There is also the evidence through polling in Scotland that Ukip is challenging, and occasionally beating, the Liberal Democrats in vote share. As in England with by-election performances, this should not be laughed off as some here today, gone tomorrow apparition.

Last Thursday, just as the Eastleigh by-election was reverberating across British politics, a small council by-election went unnoticed in Coatbridge. Sure, Labour romped home with 2,145 votes and the SNP had 452 – but the Ukip candidate Billy Mitchell defeated the well known Liberal Democrat John Love with 34 votes to 19, coming fourth behind the Tory, Ashley Baird on 71. Replicate that running order across Scotland in 2016 and Ukip can be optimistic it will get a handful of Holyrood list seats.

Before then, next summer, we have the European elections when Ukip has traditionally done well, pushing Labour into an embarrassing third place last time round.
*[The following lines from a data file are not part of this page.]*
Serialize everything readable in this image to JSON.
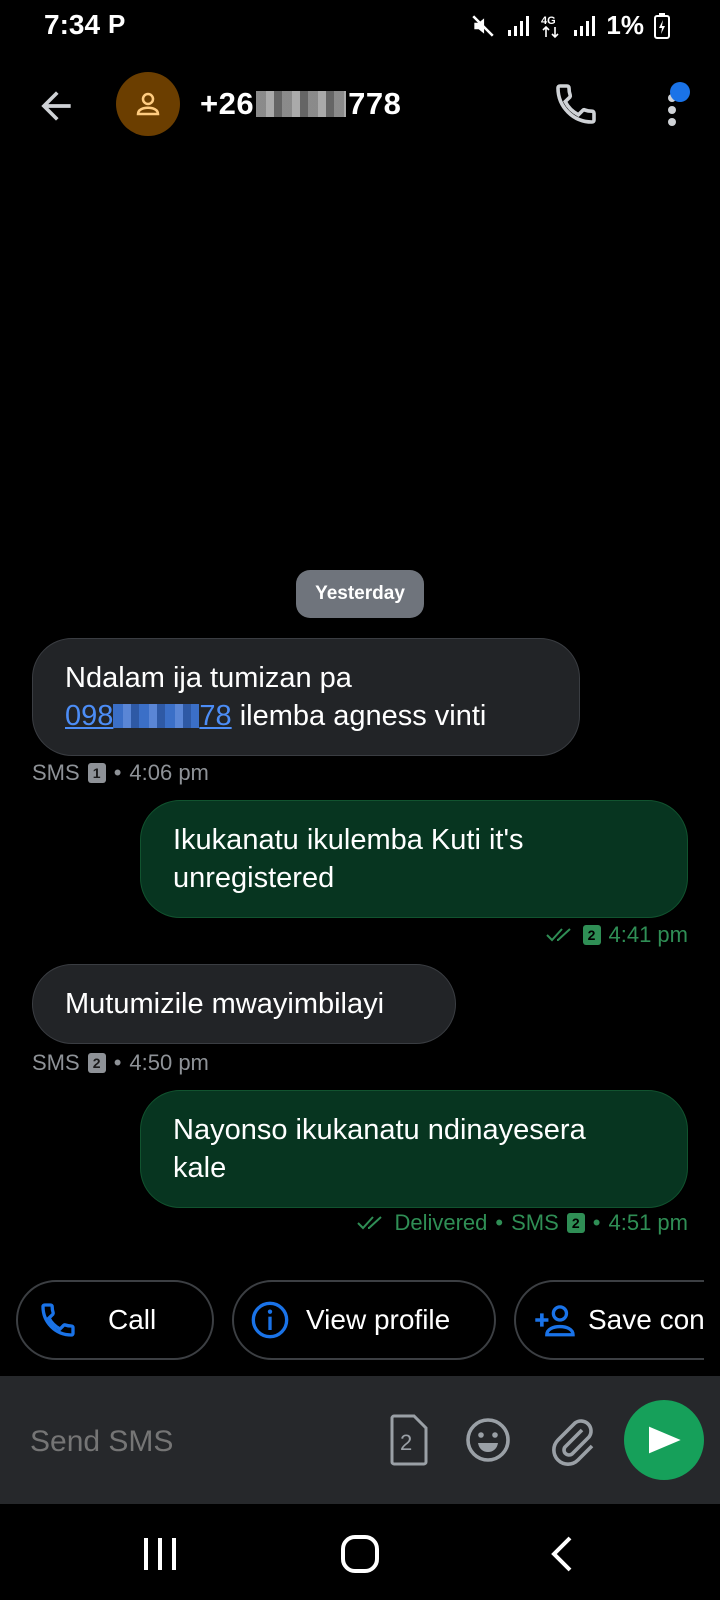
{
  "status_bar": {
    "time": "7:34",
    "parking_glyph": "P",
    "battery_text": "1%",
    "icons": [
      "mute-icon",
      "signal-icon",
      "4g-icon",
      "signal-icon",
      "battery-charging-icon"
    ]
  },
  "header": {
    "number_prefix": "+26",
    "number_suffix": "778",
    "back_icon": "back-arrow-icon",
    "avatar_icon": "person-icon",
    "call_icon": "phone-icon",
    "menu_icon": "more-vert-icon",
    "avatar_color": "#6b3e00"
  },
  "date_chip": "Yesterday",
  "messages": [
    {
      "direction": "in",
      "line1": "Ndalam ija tumizan pa",
      "link_prefix": "098",
      "link_suffix": "78",
      "line2_rest": " ilemba agness vinti",
      "meta_label": "SMS",
      "sim": "1",
      "time": "4:06 pm"
    },
    {
      "direction": "out",
      "line1": "Ikukanatu ikulemba Kuti it's",
      "line2": "unregistered",
      "sim": "2",
      "time": "4:41 pm"
    },
    {
      "direction": "in",
      "line1": "Mutumizile mwayimbilayi",
      "meta_label": "SMS",
      "sim": "2",
      "time": "4:50 pm"
    },
    {
      "direction": "out",
      "line1": "Nayonso ikukanatu ndinayesera",
      "line2": "kale",
      "status": "Delivered",
      "meta_label": "SMS",
      "sim": "2",
      "time": "4:51 pm"
    }
  ],
  "meta_separator": "•",
  "actions": {
    "call": "Call",
    "view_profile": "View profile",
    "save_contact": "Save con"
  },
  "composer": {
    "placeholder": "Send SMS",
    "sim_number": "2"
  },
  "colors": {
    "incoming_bubble": "#222427",
    "outgoing_bubble": "#073520",
    "accent_blue": "#1a73e8",
    "send_green": "#16a05a",
    "meta_green": "#2f8e55"
  }
}
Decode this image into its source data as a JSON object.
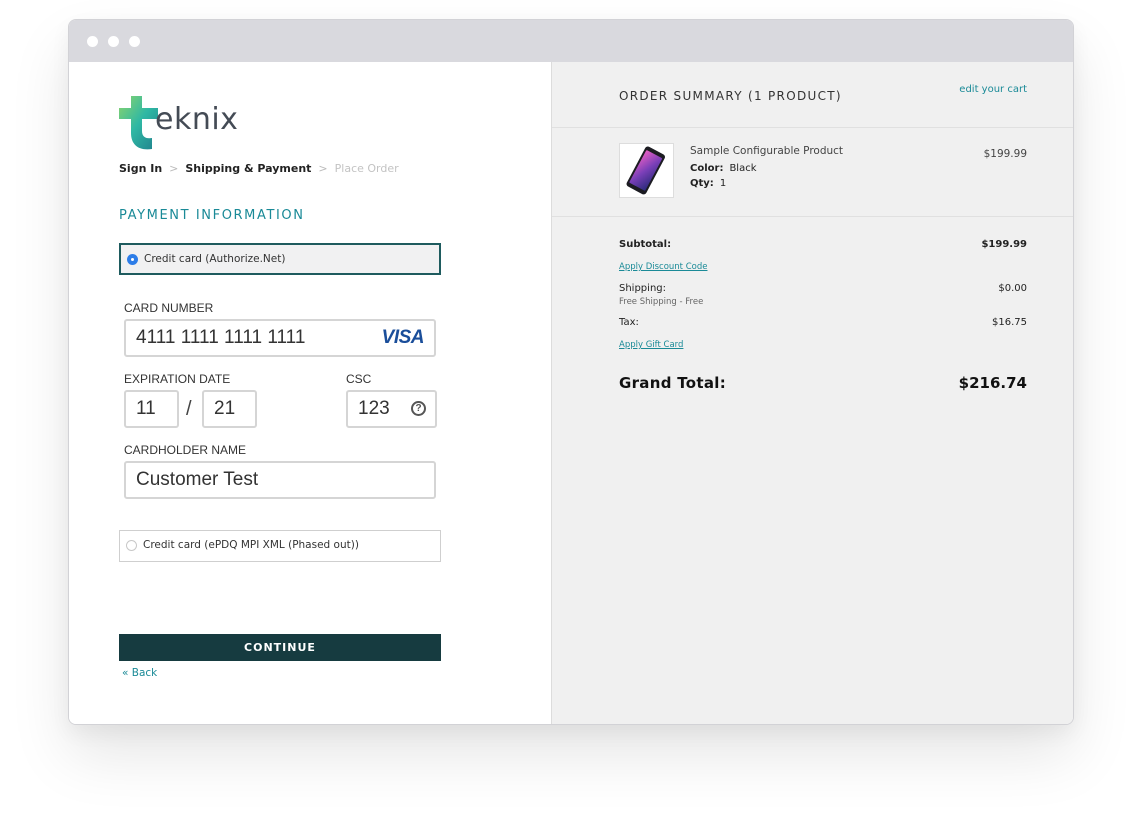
{
  "logo": {
    "text": "eknix"
  },
  "breadcrumb": {
    "step1": "Sign In",
    "step2": "Shipping & Payment",
    "step3": "Place Order"
  },
  "payment": {
    "section_title": "PAYMENT INFORMATION",
    "method1": {
      "label": "Credit card (Authorize.Net)",
      "selected": true
    },
    "method2": {
      "label": "Credit card (ePDQ MPI XML (Phased out))",
      "selected": false
    },
    "card_number_label": "CARD NUMBER",
    "card_number": "4111 1111 1111 1111",
    "card_brand": "VISA",
    "expiration_label": "EXPIRATION DATE",
    "exp_month": "11",
    "exp_separator": "/",
    "exp_year": "21",
    "csc_label": "CSC",
    "csc": "123",
    "cardholder_label": "CARDHOLDER NAME",
    "cardholder": "Customer Test",
    "continue_label": "CONTINUE",
    "back_label": "« Back"
  },
  "summary": {
    "title": "ORDER SUMMARY (1 PRODUCT)",
    "edit_cart": "edit your cart",
    "product": {
      "name": "Sample Configurable Product",
      "price": "$199.99",
      "color_label": "Color:",
      "color": "Black",
      "qty_label": "Qty:",
      "qty": "1"
    },
    "subtotal_label": "Subtotal:",
    "subtotal": "$199.99",
    "discount_link": "Apply Discount Code",
    "shipping_label": "Shipping:",
    "shipping_method": "Free Shipping - Free",
    "shipping": "$0.00",
    "tax_label": "Tax:",
    "tax": "$16.75",
    "gift_card_link": "Apply Gift Card",
    "grand_total_label": "Grand Total:",
    "grand_total": "$216.74"
  },
  "colors": {
    "accent": "#1a8a97",
    "button": "#163b40",
    "radio_selected": "#2d7de8",
    "selected_border": "#1e5b5e",
    "visa": "#1a4e9a"
  }
}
With national coverage on television there will be every opportunity for Ukip to supplant the Liberal Democrats in the Scottish ranking and set its target as outvoting the Scottish Conservatives.

There is also the consideration that the Westminster general election is in 2015 and the Holyrood election – with its proportional system – in 2016, by which time the Ukip momentum may have built up or petered out – but at the moment it is a time of opportunity for the party rather than insurmountable challenges. One can only guess what Willie Rennie and Ruth Davidson would give for such positive choices.

There is also another known unknown yet to be decided – how will the broadcasters treat Ukip in the next general election and the following Holyrood election – will Nigel Farage or some such Ukip personality be given an equal platform? Surely if they stand enough candidates and have the polling evidence of popularity (and elected members in the European Parliament) they cannot be denied a place?

Giving Nick Clegg an equal position in the leaders’ debates arguably cost the Conservatives outright victory in 2010 – what would be the impact of letting Farage have equal billing in 2015? And why not give Ukip in Scotland equal treatment on TV with the Greens – a party currently polling less than Ukip?

Writing off Ukip in Scotland would be a mistake; Ukip may not be threatening to win huge numbers of MPs or MSPs, but small parties can become kingmakers and suddenly have great influence.

Here today, gone tomorrow – a protest vote? Not any more.